About a year ago Tourism Whistler, and others, became alarmed at the accommodation issue in the Olympic year. At that time it was becoming apparent that national Olympic committees, Olympic sponsors and others who were expected to stay in Whistler during the Games were, in fact, choosing to be based in Vancouver.
At about the same time it was realized that Vancouver was actually competition for Whistler, the first signs of what has become the economic nose dive were showing up. Oil prices started to escalate and the price of everything that involved transportation - which is just about everything - climbed as well. Bear Stearns collapsed.

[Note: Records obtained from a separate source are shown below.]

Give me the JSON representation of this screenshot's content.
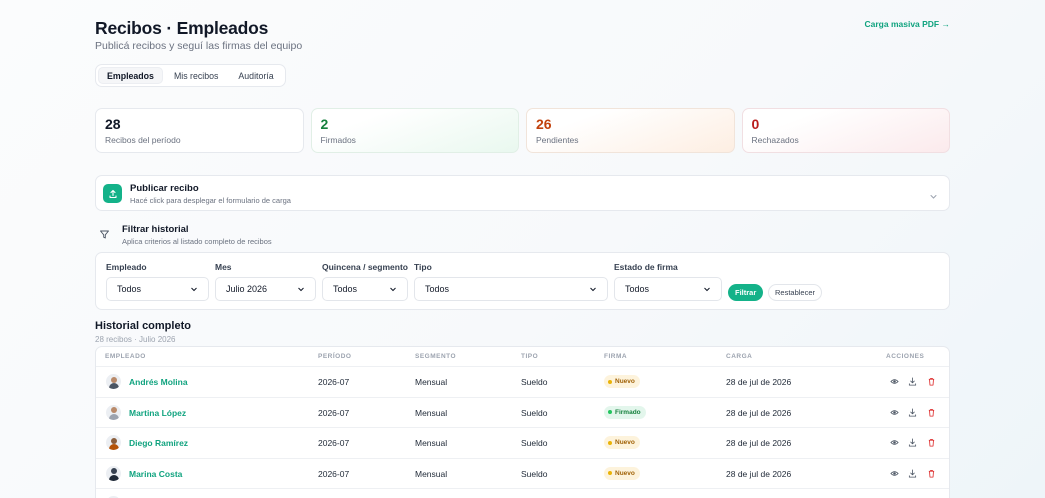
{
  "header": {
    "title": "Recibos · Empleados",
    "subtitle": "Publicá recibos y seguí las firmas del equipo",
    "bulk_link": "Carga masiva PDF →"
  },
  "tabs": [
    {
      "label": "Empleados",
      "active": true
    },
    {
      "label": "Mis recibos",
      "active": false
    },
    {
      "label": "Auditoría",
      "active": false
    }
  ],
  "stats": [
    {
      "value": "28",
      "label": "Recibos del período"
    },
    {
      "value": "2",
      "label": "Firmados"
    },
    {
      "value": "26",
      "label": "Pendientes"
    },
    {
      "value": "0",
      "label": "Rechazados"
    }
  ],
  "publish": {
    "title": "Publicar recibo",
    "description": "Hacé click para desplegar el formulario de carga"
  },
  "filter": {
    "title": "Filtrar historial",
    "description": "Aplica criterios al listado completo de recibos",
    "fields": [
      {
        "label": "Empleado",
        "value": "Todos"
      },
      {
        "label": "Mes",
        "value": "Julio 2026"
      },
      {
        "label": "Quincena / segmento",
        "value": "Todos"
      },
      {
        "label": "Tipo",
        "value": "Todos"
      },
      {
        "label": "Estado de firma",
        "value": "Todos"
      }
    ],
    "apply_label": "Filtrar",
    "reset_label": "Restablecer"
  },
  "history": {
    "title": "Historial completo",
    "subtitle": "28 recibos · Julio 2026",
    "columns": [
      "EMPLEADO",
      "PERÍODO",
      "SEGMENTO",
      "TIPO",
      "FIRMA",
      "CARGA",
      "ACCIONES"
    ],
    "rows": [
      {
        "employee": "Andrés Molina",
        "period": "2026-07",
        "segment": "Mensual",
        "type": "Sueldo",
        "status": "Nuevo",
        "uploaded": "28 de jul de 2026"
      },
      {
        "employee": "Martina López",
        "period": "2026-07",
        "segment": "Mensual",
        "type": "Sueldo",
        "status": "Firmado",
        "uploaded": "28 de jul de 2026"
      },
      {
        "employee": "Diego Ramírez",
        "period": "2026-07",
        "segment": "Mensual",
        "type": "Sueldo",
        "status": "Nuevo",
        "uploaded": "28 de jul de 2026"
      },
      {
        "employee": "Marina Costa",
        "period": "2026-07",
        "segment": "Mensual",
        "type": "Sueldo",
        "status": "Nuevo",
        "uploaded": "28 de jul de 2026"
      }
    ]
  },
  "colors": {
    "accent": "#14b289",
    "link": "#10a37f",
    "firmado": "#22c55e",
    "nuevo": "#eab308",
    "danger": "#dc2626"
  },
  "icons": {
    "upload": "upload-icon",
    "filter": "filter-icon",
    "chevron": "chevron-down-icon",
    "view": "eye-icon",
    "download": "download-icon",
    "delete": "trash-icon"
  }
}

And in California and Florida, housing prices started to decline.
Against this backdrop, Tourism Whistler brought in tourism consultant Peter Yesawich, first to speak to board members, again later in the summer to speak to all Tourism Whistler members. Yesawich brought an outside perspective to the state of the tourism business, including some hard data on the strengths and weaknesses in the markets Whistler pursues.
And this was done with the expectation that business would be down, across the board, in the winter of 2009-2010 because of "Olympic aversion." The push last year to get Tourism Whistler members to commit their rooms to VANOC, rather than hold on to them with the expectation there would be a windfall closer to Games time, was often followed with the phrase, "because we don't want two below-par winters in a row."
All of this was foreshadowing for the period until the Games are over; a forecast based on world events, the Olympics, the seasonal nature of the tourism business in Whistler and our tendency, as individuals, to do what benefits us most.
We're now about halfway to that point, 12 months until the Games are all over, and it's been a rough ride. Efforts to convince national Olympic committees and Olympic sponsors to base their operations in Whistler have been largely unsuccessful, the off-season room rates in Vancouver and a deteriorating economy being as much to blame as condo owners with delusions of bigger payoffs.
Fears that the economy would deteriorate this winter were understated by almost everyone. The U.S. economy, which sets the tone for the Canadian economy and much of the world's economy, is in much worse shape than people recognized. And it may not have hit bottom yet.
Proving the theory that misery loves company, snowfall was also understated for most of this winter. While the weather has been ideal for Olympic test events, it hasn't excited powder skiers and boarders.
The combination of the economy and below-average snow has meant less business this winter, which has meant layoffs and lower revenues for businesses and many workers. But surviving this winter isn't the end of the challenge. The ride may get rougher before it gets better.
If this summer's roadwork, and single-lane alternating traffic between Function Junction and the village becomes a hassle, visitor numbers could be affected. If gasoline prices skyrocket again; if the economy doesn't begin to show signs of real, sustained recovery; if the housing situation is exasperated by people trying to cash in on the Olympics, summer may not provide much relief from the tough times of this winter. The Pemberton Festival's hiatus doesn't help, either.
And then there's next winter. Efforts to mitigate "Olympic aversion" have been ongoing for some time: there's Whistler Blackcomb's signs at the access lifts telling everyone that 90 per cent of ski terrain will be open to the public during the Games and there's "The Truth About 2010" postcards.
But it's not just the period of the Olympics next February, it's the entire winter that is a concern. As visitors talk about returning in the winter of 2010-11, Olympic aversion is becoming more tangible. And the concern is compounded when it's added to the below-par winter just concluding and the worrying summer ahead. Twenty-four months is a long time to be below "normal" business levels, particularly in a seasonal local economy.
It isn't all doom and despair, of course. As Whistler Blackcomb's Stuart Rempel states in a letter to the editor this week, many Whistlerites don't realize the marketing efforts of Whistler Blackcomb, Tourism Whistler and lodging companies in other markets. Those efforts, including discounted rooms offered by hotels, have helped maintain business for all of Whistler this winter.
But it may take additional creative efforts to maintain business over the next year. Sun Valley, for example, is trying to use second-homeowners as emissaries for the resort. In Whistler, the Squamish-Lil'wat Cultural Centre is an attraction still unknown to many residents, let alone potential visitors. Festivals, theatre productions and concerts are all potential tourist draws, and could be boosted through the Cultural Capitals of Canada funding.
In short, it's been a tough year, and another tough year may lie ahead.